Other countries that will dispose of their stockpiles are Namibia, South Africa and Zimbabwe. They will auction more than 100 tons of ivory to buyers from Asian countries, China and Japan.
According to BBC news, the 1999 auction raised about US $5m for conservation and community projects. Botswana will sell 44 tons of her stockpile, says BBC.
With the involvement of Chinese buyers, the article says, a total bounty of $30m or P210m is said to be possible this time around.
Namibia was expected to auction its stockpile of nine tons early this week, whilst the South African and Zimbabwean sales take place next week.
Minister of Environment, Wildlife and Tourism, Kitso Mokaila declined to give details on the sale. He fears that by so doing, he would divulge information
"When you show the value of ivory you encourage poaching because they know what the price was when we sold ivory nine years ago.

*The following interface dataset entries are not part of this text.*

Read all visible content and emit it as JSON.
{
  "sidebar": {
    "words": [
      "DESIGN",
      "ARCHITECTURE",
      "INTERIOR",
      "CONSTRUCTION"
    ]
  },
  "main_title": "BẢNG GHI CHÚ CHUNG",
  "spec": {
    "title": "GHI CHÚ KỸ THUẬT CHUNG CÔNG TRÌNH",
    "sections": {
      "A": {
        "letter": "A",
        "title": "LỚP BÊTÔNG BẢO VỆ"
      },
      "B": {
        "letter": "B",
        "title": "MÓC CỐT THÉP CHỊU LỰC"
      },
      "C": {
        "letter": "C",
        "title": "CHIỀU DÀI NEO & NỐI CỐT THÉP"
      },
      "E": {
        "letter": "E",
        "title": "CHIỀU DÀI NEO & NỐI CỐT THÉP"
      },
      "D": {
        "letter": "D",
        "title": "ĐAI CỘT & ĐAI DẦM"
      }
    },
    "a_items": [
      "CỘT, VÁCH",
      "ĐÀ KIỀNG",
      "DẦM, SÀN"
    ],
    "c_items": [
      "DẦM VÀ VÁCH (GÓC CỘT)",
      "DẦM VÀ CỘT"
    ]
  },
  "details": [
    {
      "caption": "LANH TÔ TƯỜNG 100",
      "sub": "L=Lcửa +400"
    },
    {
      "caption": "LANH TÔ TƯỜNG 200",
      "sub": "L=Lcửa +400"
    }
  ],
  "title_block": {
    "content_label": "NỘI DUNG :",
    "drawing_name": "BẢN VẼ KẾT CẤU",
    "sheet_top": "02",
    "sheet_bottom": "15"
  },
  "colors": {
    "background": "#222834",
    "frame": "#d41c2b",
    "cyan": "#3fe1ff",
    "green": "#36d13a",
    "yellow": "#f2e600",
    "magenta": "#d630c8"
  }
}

These people are committed criminals. They would calculate and estimate the present selling price of ivory," he said.
He feels that if they know the price, the poachers would then be motivated to poach more and contribute to the illicit trade of ivory.

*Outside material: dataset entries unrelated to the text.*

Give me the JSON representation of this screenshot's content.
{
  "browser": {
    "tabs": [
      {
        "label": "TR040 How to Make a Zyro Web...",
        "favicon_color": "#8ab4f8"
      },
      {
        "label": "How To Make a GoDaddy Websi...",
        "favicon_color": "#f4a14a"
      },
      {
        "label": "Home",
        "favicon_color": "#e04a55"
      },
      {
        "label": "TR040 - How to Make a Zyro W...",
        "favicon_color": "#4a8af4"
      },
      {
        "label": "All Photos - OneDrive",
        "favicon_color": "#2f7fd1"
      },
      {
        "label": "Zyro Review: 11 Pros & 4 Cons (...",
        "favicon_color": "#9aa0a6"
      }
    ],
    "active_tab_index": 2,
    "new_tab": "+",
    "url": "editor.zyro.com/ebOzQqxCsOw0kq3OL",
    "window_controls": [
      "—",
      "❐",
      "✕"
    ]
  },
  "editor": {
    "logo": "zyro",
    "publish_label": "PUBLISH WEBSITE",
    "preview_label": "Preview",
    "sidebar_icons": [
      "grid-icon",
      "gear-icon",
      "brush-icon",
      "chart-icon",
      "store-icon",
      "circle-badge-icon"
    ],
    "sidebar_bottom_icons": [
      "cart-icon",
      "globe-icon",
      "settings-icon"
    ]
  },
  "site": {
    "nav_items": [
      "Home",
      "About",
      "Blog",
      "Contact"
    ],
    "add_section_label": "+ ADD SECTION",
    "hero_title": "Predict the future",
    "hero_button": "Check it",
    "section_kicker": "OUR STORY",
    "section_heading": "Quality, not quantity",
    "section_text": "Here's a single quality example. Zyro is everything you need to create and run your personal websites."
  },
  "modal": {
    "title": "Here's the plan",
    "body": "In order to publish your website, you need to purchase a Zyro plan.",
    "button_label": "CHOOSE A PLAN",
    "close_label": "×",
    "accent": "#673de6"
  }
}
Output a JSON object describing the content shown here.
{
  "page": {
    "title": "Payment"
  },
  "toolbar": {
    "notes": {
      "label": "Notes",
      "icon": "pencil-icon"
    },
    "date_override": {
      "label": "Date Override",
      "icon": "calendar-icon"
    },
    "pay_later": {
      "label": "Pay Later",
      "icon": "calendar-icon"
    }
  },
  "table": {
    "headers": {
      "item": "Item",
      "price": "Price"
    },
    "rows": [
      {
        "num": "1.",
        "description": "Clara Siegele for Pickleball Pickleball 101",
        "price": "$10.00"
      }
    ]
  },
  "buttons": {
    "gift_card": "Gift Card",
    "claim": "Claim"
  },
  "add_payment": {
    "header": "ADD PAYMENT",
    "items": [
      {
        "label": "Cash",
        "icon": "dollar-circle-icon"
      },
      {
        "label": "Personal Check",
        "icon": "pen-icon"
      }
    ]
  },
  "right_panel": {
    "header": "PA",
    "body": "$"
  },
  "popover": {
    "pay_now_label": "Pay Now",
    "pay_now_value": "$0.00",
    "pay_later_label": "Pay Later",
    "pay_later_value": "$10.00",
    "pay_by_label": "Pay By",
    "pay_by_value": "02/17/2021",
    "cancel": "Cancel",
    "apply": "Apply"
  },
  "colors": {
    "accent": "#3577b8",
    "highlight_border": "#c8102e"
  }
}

He also refused to say where the auction will be conducted and how much they are expecting from it. He could only say that "I will tell you after the sale what we will do with the money," he said, adding that the funds would be channeled to environment conservation related projects.